Englewood Signs "Lead-Safe"
BY GIOVANNA FABIANO
ENGLEWOOD — City officials vowed
to join the fight against childhood lead
poisoning Friday with an agreement to become a "model lead
- safe city."
New Jersey Public Advocate Ronald
K. Chen joined Mayor Michael Wildes and other officials in the municipal
courtroom to sign an agreement that calls for a comprehensive lead screening
effort in schools and a crackdown on landlords who fail to abate lead-contaminated
Englewood is the second Bergen County city, following Hackensack in October,
to sign the agreement.
Chen, who unveiled a report last year showing thousands of children in
New Jersey are poisoned in their homes every year from exposure to lead-based
paint, commended city officials for "taking such an aggressive stance
against childhood lead poisoning."
Approximately 81 percent of Englewood’s housing was built before
1978, when the national ban on the sale of lead paint went into effect,
Wildes said. About 31 percent of homes were built before 1950, when the
level of lead in paint was at its highest.
Englewood is home to 2,201 children under the age of 6, according to census
"I can’t think of anything more important than protecting the
youth of our city," Wildes said. "With the stroke of a pen,

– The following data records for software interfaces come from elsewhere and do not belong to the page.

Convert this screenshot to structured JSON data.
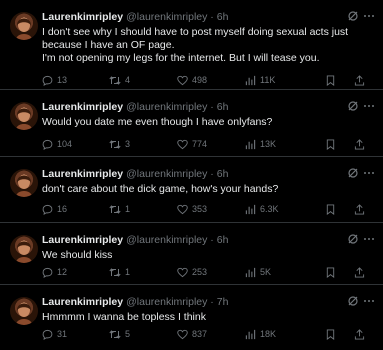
{
  "tweets": [
    {
      "name": "Laurenkimripley",
      "meta": "@laurenkimripley · 6h",
      "text": "I don't see why I should have to post myself doing sexual acts just because I have an OF page.\nI'm not opening my legs for the internet. But I will tease you.",
      "replies": "13",
      "retweets": "4",
      "likes": "498",
      "views": "11K"
    },
    {
      "name": "Laurenkimripley",
      "meta": "@laurenkimripley · 6h",
      "text": "Would you date me even though I have onlyfans?",
      "replies": "104",
      "retweets": "3",
      "likes": "774",
      "views": "13K"
    },
    {
      "name": "Laurenkimripley",
      "meta": "@laurenkimripley · 6h",
      "text": "don't care about the dick game, how's your hands?",
      "replies": "16",
      "retweets": "1",
      "likes": "353",
      "views": "6.3K"
    },
    {
      "name": "Laurenkimripley",
      "meta": "@laurenkimripley · 6h",
      "text": "We should kiss",
      "replies": "12",
      "retweets": "1",
      "likes": "253",
      "views": "5K"
    },
    {
      "name": "Laurenkimripley",
      "meta": "@laurenkimripley · 7h",
      "text": "Hmmmm I wanna be topless I think",
      "replies": "31",
      "retweets": "5",
      "likes": "837",
      "views": "18K"
    }
  ],
  "icons": {
    "reply": "reply-icon",
    "retweet": "retweet-icon",
    "like": "heart-icon",
    "views": "views-icon",
    "bookmark": "bookmark-icon",
    "share": "share-icon",
    "grok": "grok-icon",
    "more": "more-icon"
  },
  "colors": {
    "background": "#000000",
    "text": "#e7e9ea",
    "muted": "#71767b",
    "divider": "#2f3336"
  }
}
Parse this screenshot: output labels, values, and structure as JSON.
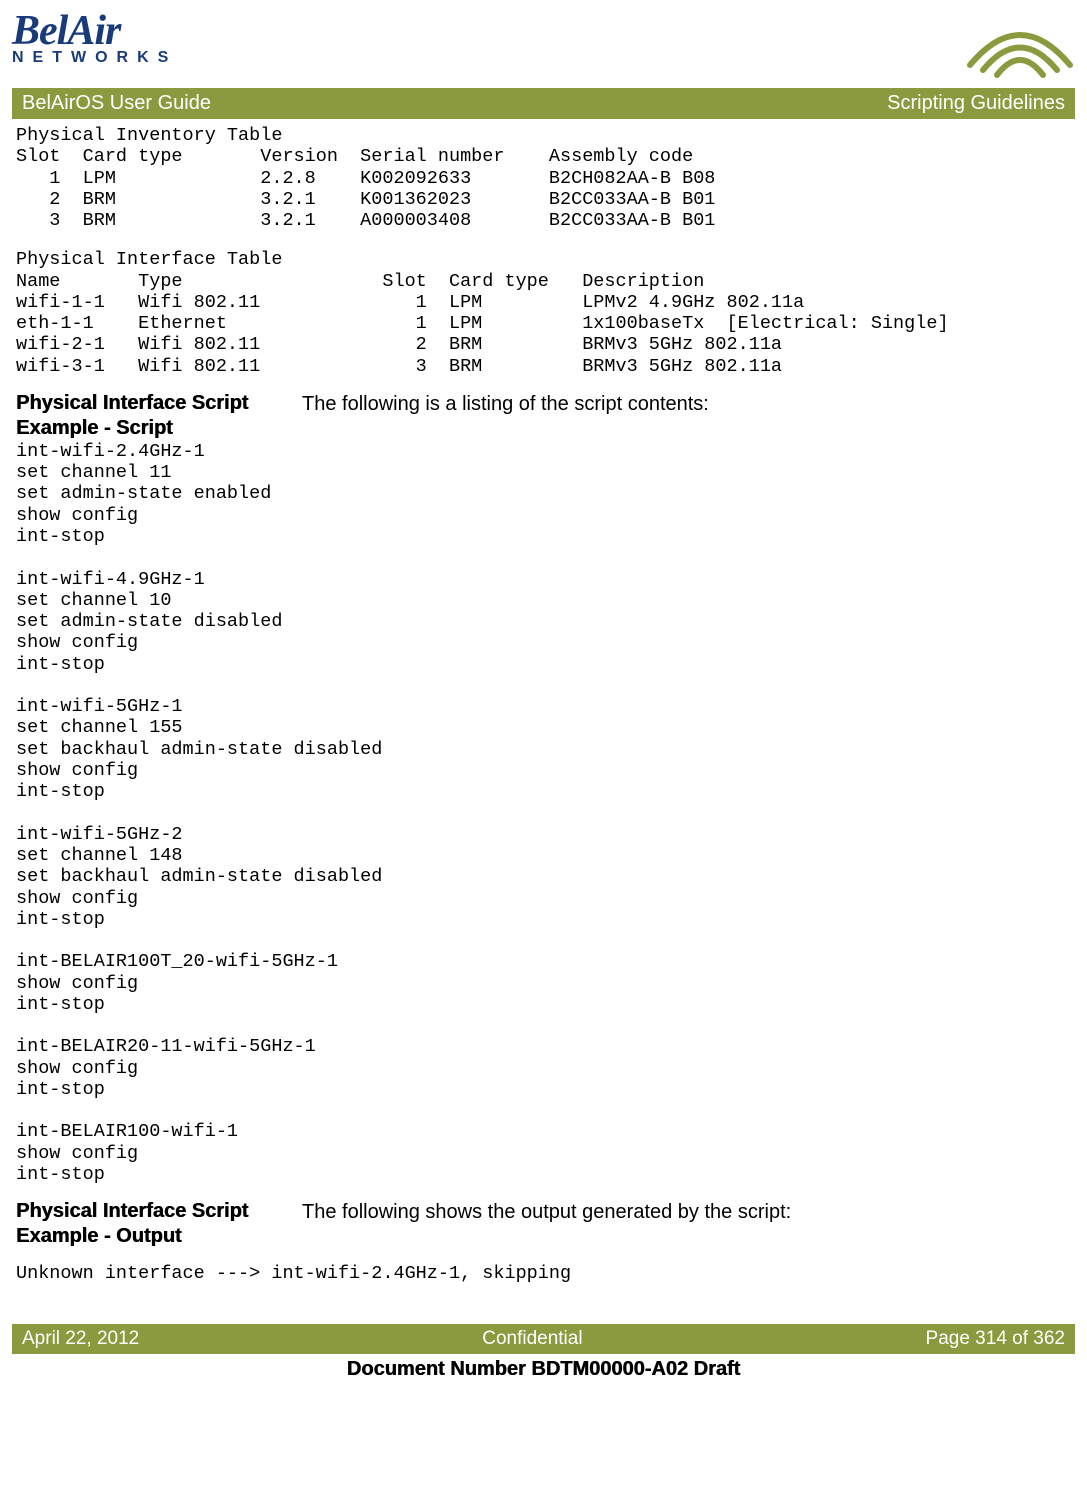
{
  "header": {
    "logo_top": "BelAir",
    "logo_bottom": "NETWORKS",
    "title_left": "BelAirOS User Guide",
    "title_right": "Scripting Guidelines"
  },
  "inventory_table": "Physical Inventory Table\nSlot  Card type       Version  Serial number    Assembly code\n   1  LPM             2.2.8    K002092633       B2CH082AA-B B08\n   2  BRM             3.2.1    K001362023       B2CC033AA-B B01\n   3  BRM             3.2.1    A000003408       B2CC033AA-B B01",
  "interface_table": "Physical Interface Table\nName       Type                  Slot  Card type   Description\nwifi-1-1   Wifi 802.11              1  LPM         LPMv2 4.9GHz 802.11a\neth-1-1    Ethernet                 1  LPM         1x100baseTx  [Electrical: Single]\nwifi-2-1   Wifi 802.11              2  BRM         BRMv3 5GHz 802.11a\nwifi-3-1   Wifi 802.11              3  BRM         BRMv3 5GHz 802.11a",
  "sections": {
    "script_heading": "Physical Interface Script Example - Script",
    "script_intro": "The following is a listing of the script contents:",
    "script_body": "int-wifi-2.4GHz-1\nset channel 11\nset admin-state enabled\nshow config\nint-stop\n\nint-wifi-4.9GHz-1\nset channel 10\nset admin-state disabled\nshow config\nint-stop\n\nint-wifi-5GHz-1\nset channel 155\nset backhaul admin-state disabled\nshow config\nint-stop\n\nint-wifi-5GHz-2\nset channel 148\nset backhaul admin-state disabled\nshow config\nint-stop\n\nint-BELAIR100T_20-wifi-5GHz-1\nshow config\nint-stop\n\nint-BELAIR20-11-wifi-5GHz-1\nshow config\nint-stop\n\nint-BELAIR100-wifi-1\nshow config\nint-stop",
    "output_heading": "Physical Interface Script Example - Output",
    "output_intro": "The following shows the output generated by the script:",
    "output_body": "Unknown interface ---> int-wifi-2.4GHz-1, skipping"
  },
  "footer": {
    "left": "April 22, 2012",
    "center": "Confidential",
    "right": "Page 314 of 362",
    "doc_number": "Document Number BDTM00000-A02 Draft"
  }
}
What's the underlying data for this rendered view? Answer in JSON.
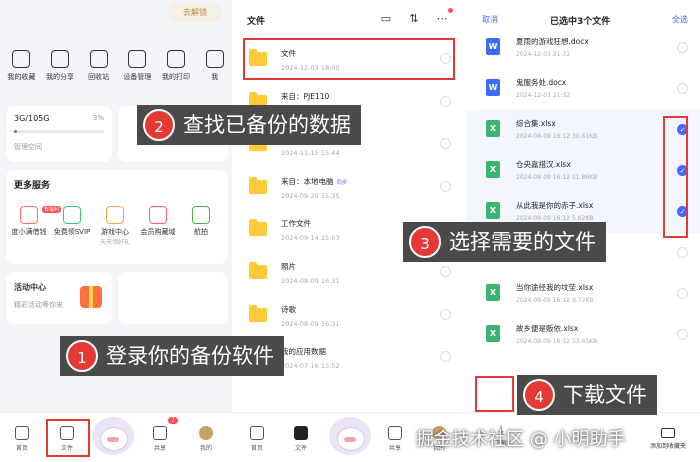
{
  "p1": {
    "top_pill": "去解锁",
    "quick": [
      {
        "icon": "star-icon",
        "label": "我的收藏"
      },
      {
        "icon": "share-icon",
        "label": "我的分享"
      },
      {
        "icon": "recycle-icon",
        "label": "回收站"
      },
      {
        "icon": "device-icon",
        "label": "设备管理"
      },
      {
        "icon": "printer-icon",
        "label": "我的打印"
      },
      {
        "icon": "more-icon",
        "label": "我"
      }
    ],
    "storage": {
      "text": "3G/105G",
      "percent": "3%",
      "progress": 0.03,
      "manage": "管理空间"
    },
    "services": {
      "title": "更多服务",
      "items": [
        {
          "label": "度小满借钱",
          "sub": "",
          "color": "#ff6b6b",
          "badge": "有福利"
        },
        {
          "label": "免费领SVIP",
          "sub": "",
          "color": "#3cc77b",
          "badge": ""
        },
        {
          "label": "游戏中心",
          "sub": "天天领好礼",
          "color": "#ff9f43",
          "badge": ""
        },
        {
          "label": "会员购藏域",
          "sub": "",
          "color": "#ff5c7a",
          "badge": ""
        },
        {
          "label": "航拍",
          "sub": "",
          "color": "#4caf50",
          "badge": ""
        }
      ]
    },
    "activity": {
      "title": "活动中心",
      "desc": "精彩活动等你来"
    },
    "tabs": [
      {
        "label": "首页"
      },
      {
        "label": "文件"
      },
      {
        "label": "共享"
      },
      {
        "label": "我的"
      }
    ],
    "share_badge": "7"
  },
  "p2": {
    "title": "文件",
    "files": [
      {
        "name": "文件",
        "date": "2024-12-03  18:00",
        "src": ""
      },
      {
        "name": "来自：PJE110",
        "date": "2024-11-15  15:44",
        "src": ""
      },
      {
        "name": "来自：微信备份",
        "date": "2024-11-15  15:44",
        "src": ""
      },
      {
        "name": "来自：本地电脑",
        "date": "2024-09-20  15:35",
        "src": "同步"
      },
      {
        "name": "工作文件",
        "date": "2024-09-14  15:03",
        "src": ""
      },
      {
        "name": "照片",
        "date": "2024-08-09  16:31",
        "src": ""
      },
      {
        "name": "诗歌",
        "date": "2024-08-09  16:31",
        "src": ""
      },
      {
        "name": "我的应用数据",
        "date": "2024-07-16  13:52",
        "src": ""
      }
    ],
    "tabs": [
      {
        "label": "首页"
      },
      {
        "label": "文件"
      },
      {
        "label": "共享"
      },
      {
        "label": "我的"
      }
    ]
  },
  "p3": {
    "cancel": "取消",
    "title": "已选中3个文件",
    "select_all": "全选",
    "docs": [
      {
        "name": "夏雨的游戏狂想.docx",
        "date": "2024-12-03  21:32",
        "type": "W",
        "color": "#3e6bff",
        "selected": false
      },
      {
        "name": "鬼服务处.docx",
        "date": "2024-12-03  21:32",
        "type": "W",
        "color": "#3e6bff",
        "selected": false
      },
      {
        "name": "综合集.xlsx",
        "date": "2024-08-09  16:12  30.61KB",
        "type": "X",
        "color": "#3cb371",
        "selected": true
      },
      {
        "name": "仓央嘉措汉.xlsx",
        "date": "2024-08-09  16:12  11.86KB",
        "type": "X",
        "color": "#3cb371",
        "selected": true
      },
      {
        "name": "从此我是你的赤子.xlsx",
        "date": "2024-08-09  16:12  5.62KB",
        "type": "X",
        "color": "#3cb371",
        "selected": true
      },
      {
        "name": "",
        "date": "",
        "type": "X",
        "color": "#3cb371",
        "selected": false
      },
      {
        "name": "当你途径我的坟茔.xlsx",
        "date": "2024-08-09  16:12  9.72KB",
        "type": "X",
        "color": "#3cb371",
        "selected": false
      },
      {
        "name": "故乡便是贩依.xlsx",
        "date": "2024-08-09  16:12  53.45KB",
        "type": "X",
        "color": "#3cb371",
        "selected": false
      }
    ],
    "download": "下载",
    "more": "添加到收藏夹"
  },
  "callouts": {
    "c1": {
      "num": "1",
      "text": "登录你的备份软件"
    },
    "c2": {
      "num": "2",
      "text": "查找已备份的数据"
    },
    "c3": {
      "num": "3",
      "text": "选择需要的文件"
    },
    "c4": {
      "num": "4",
      "text": "下载文件"
    }
  },
  "watermark": "掘金技术社区 @ 小明助手"
}
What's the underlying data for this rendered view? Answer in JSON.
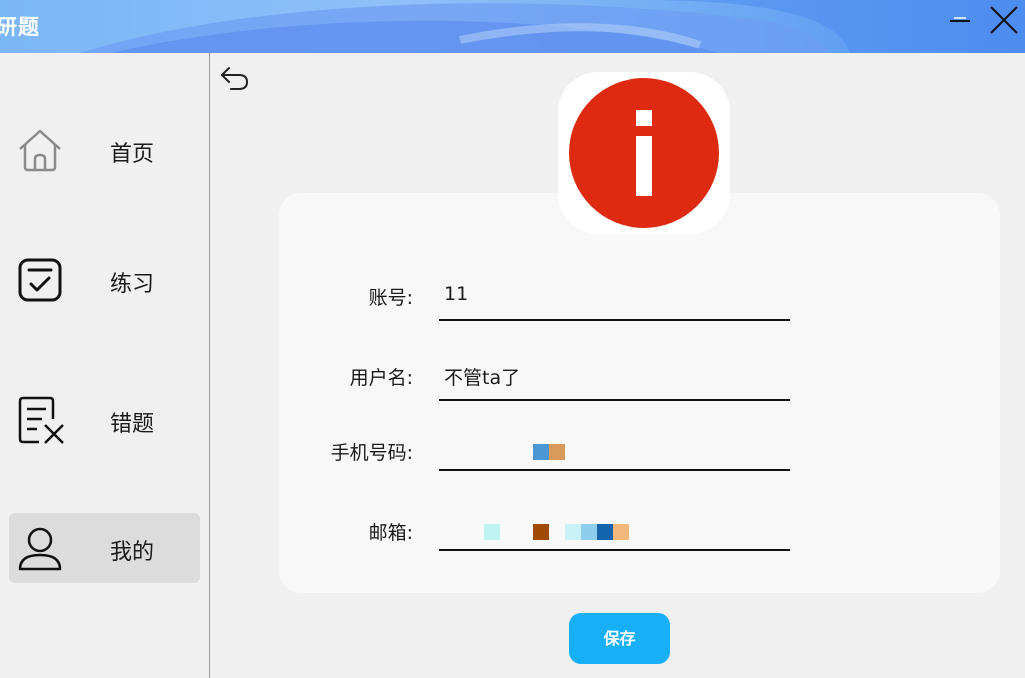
{
  "window": {
    "title": "研题",
    "minimize_icon": "minimize-icon",
    "close_icon": "close-icon",
    "accent_color": "#5b9bf3"
  },
  "sidebar": {
    "items": [
      {
        "label": "首页",
        "icon": "home-icon",
        "active": false
      },
      {
        "label": "练习",
        "icon": "checklist-icon",
        "active": false
      },
      {
        "label": "错题",
        "icon": "wrong-list-icon",
        "active": false
      },
      {
        "label": "我的",
        "icon": "user-icon",
        "active": true
      }
    ]
  },
  "main": {
    "back_icon": "back-arrow-icon",
    "avatar_icon": "info-icon",
    "avatar_color": "#dd2a10",
    "fields": [
      {
        "label": "账号:",
        "value": "11"
      },
      {
        "label": "用户名:",
        "value": "不管ta了"
      },
      {
        "label": "手机号码:",
        "value": ""
      },
      {
        "label": "邮箱:",
        "value": ""
      }
    ],
    "save_label": "保存",
    "save_color": "#17b0f8"
  }
}
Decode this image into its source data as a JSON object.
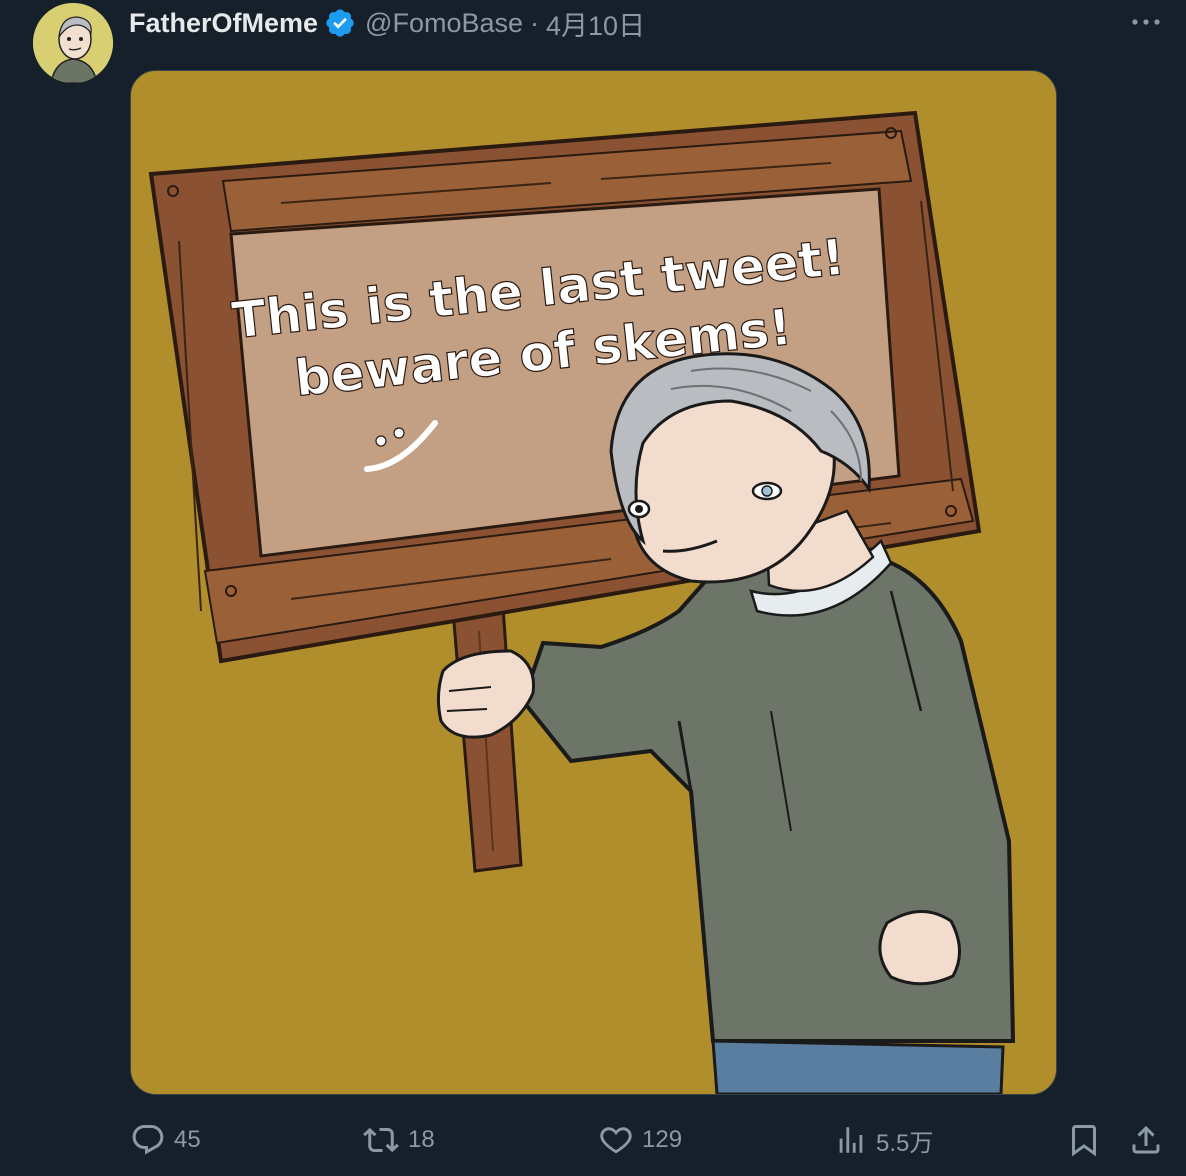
{
  "author": {
    "display_name": "FatherOfMeme",
    "handle": "@FomoBase",
    "separator": "·",
    "date": "4月10日",
    "verified": true,
    "avatar_icon": "cartoon-old-man-avatar"
  },
  "media": {
    "sign_text_line1": "This is the last tweet!",
    "sign_text_line2": "beware of skems!",
    "sign_doodle": ":-/",
    "background_color": "#b18e2c"
  },
  "actions": {
    "replies": "45",
    "reposts": "18",
    "likes": "129",
    "views": "5.5万"
  },
  "colors": {
    "background": "#15202b",
    "text_primary": "#e7e9ea",
    "text_secondary": "#8b98a5",
    "verified_blue": "#1d9bf0"
  }
}
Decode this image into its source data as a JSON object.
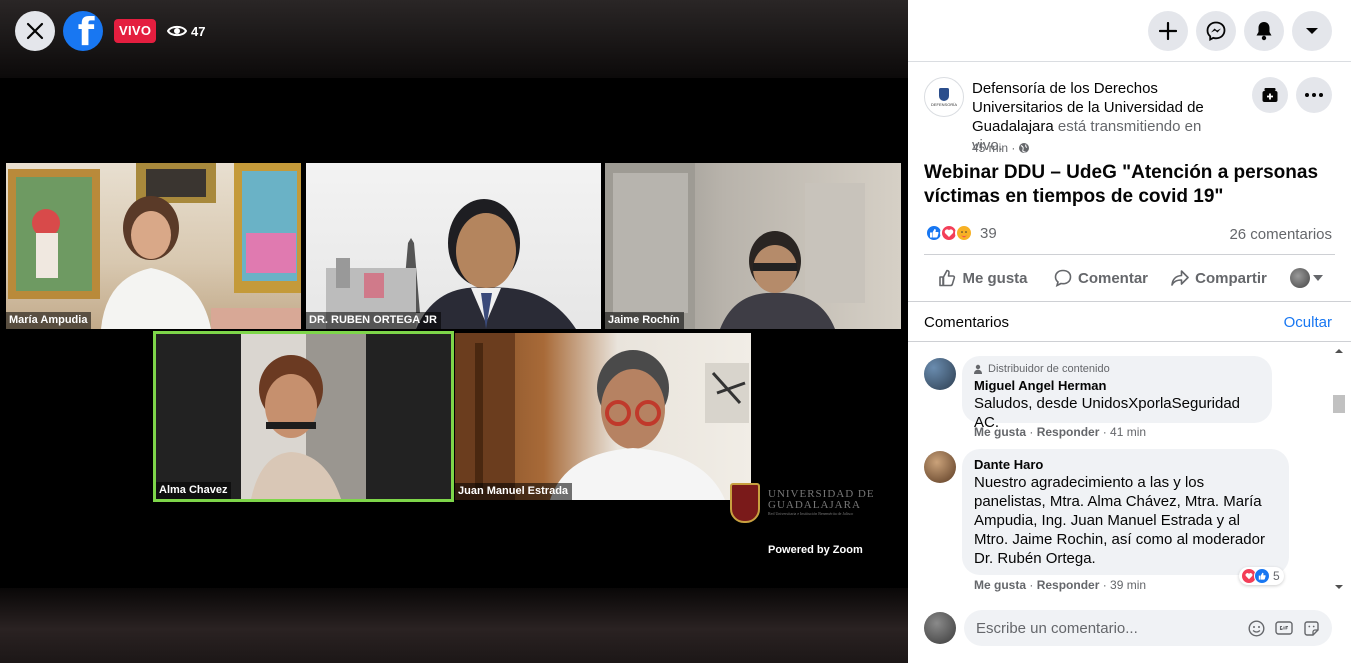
{
  "video": {
    "live_label": "VIVO",
    "viewer_count": "47",
    "participants": [
      {
        "name": "María Ampudia"
      },
      {
        "name": "DR. RUBEN ORTEGA JR"
      },
      {
        "name": "Jaime Rochín"
      },
      {
        "name": "Alma Chavez"
      },
      {
        "name": "Juan Manuel Estrada"
      }
    ],
    "watermark_line1": "UNIVERSIDAD DE",
    "watermark_line2": "GUADALAJARA",
    "watermark_sub": "Red Universitaria e Institución Benemérita de Jalisco",
    "powered_by": "Powered by Zoom"
  },
  "post": {
    "page_name": "Defensoría de los Derechos Universitarios de la Universidad de Guadalajara",
    "status_text": " está transmitiendo en vivo.",
    "time": "45 min ·",
    "avatar_caption": "DEFENSORÍA",
    "title": "Webinar DDU – UdeG \"Atención a personas víctimas en tiempos de covid 19\"",
    "reaction_count": "39",
    "comment_count": "26 comentarios",
    "actions": {
      "like": "Me gusta",
      "comment": "Comentar",
      "share": "Compartir"
    }
  },
  "comments": {
    "title": "Comentarios",
    "hide": "Ocultar",
    "items": [
      {
        "badge": "Distribuidor de contenido",
        "author": "Miguel Angel Herman",
        "text": "Saludos, desde UnidosXporlaSeguridad AC.",
        "like": "Me gusta",
        "reply": "Responder",
        "time": "41 min"
      },
      {
        "author": "Dante Haro",
        "text": "Nuestro agradecimiento a las y los panelistas, Mtra. Alma Chávez, Mtra. María Ampudia, Ing. Juan Manuel Estrada y al Mtro. Jaime Rochin, así como al moderador Dr. Rubén Ortega.",
        "like": "Me gusta",
        "reply": "Responder",
        "time": "39 min",
        "reactions": "5"
      }
    ],
    "write_placeholder": "Escribe un comentario..."
  },
  "colors": {
    "facebook_blue": "#1877f2",
    "live_red": "#e41e3f",
    "active_speaker_border": "#7ed64a"
  }
}
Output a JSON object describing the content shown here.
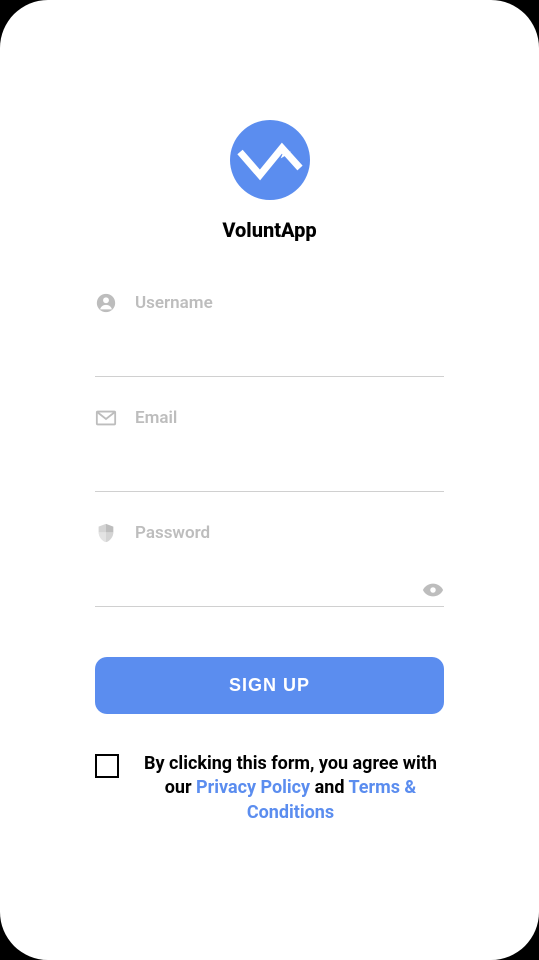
{
  "brand": {
    "name": "VoluntApp",
    "accent": "#5b8def"
  },
  "form": {
    "username": {
      "label": "Username",
      "value": ""
    },
    "email": {
      "label": "Email",
      "value": ""
    },
    "password": {
      "label": "Password",
      "value": ""
    },
    "submit": "SIGN UP"
  },
  "consent": {
    "text_before": "By clicking this form, you agree with our ",
    "privacy_link": "Privacy Policy",
    "text_middle": " and ",
    "terms_link": "Terms & Conditions",
    "checked": false
  }
}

we can save lives and make sure our children have a fantastic quality
Lead poisoning, particularly in young children, can cause irreversible
harm, including neurological and behavioral problems, developmental disabilities,
decreased IQ and growth problems.
Governor Corzine signed an executive order requiring state departments
to do a better job of screening children and cleaning up contaminated
housing after an April 2008 report from the Public Advocate’s Office
found that more than 80 percent of homes tested in five major cities came
back with elevated lead levels.
"Thousands of New Jersey’s children are being poisoned every
year in the one place they should be safe from harm – their homes,"
Englewood has already taken measures to deal with lead poisoning, said
Nelson Xavier Cruz, the city’s health officer.
In May, the Health Department received a $23,395 grant from the state
Department of Community Affairs to purchase a special gun that will identify
the presence of lead paint during inspections, he said.
The city will partner with schools and its health care department to identify
children who may be at risk, officials said.
Also on hand was state Sen. Loretta Weinberg, D-Teaneck, who stressed
that lead poisoning is not strictly an urban problem.
"This is very much a statewide problem that affects communities with
a housing stock built prior to the mid-’70s," Weinberg said.
The public advocate has signed similar agreements with Camden, East Orange,
Elizabeth and Irvington.
Reproduced from The Record
Saturday, July 11, 2009
by Michael J. Wildes, Mayor, City of Englewood
2-10 N. Van Brunt Street
Englewood, NJ 07631
for by Friends of Michael J. Wildes For Mayor, Amy Wildes, Treasurer
Allison Court, Englewood, NJ 07631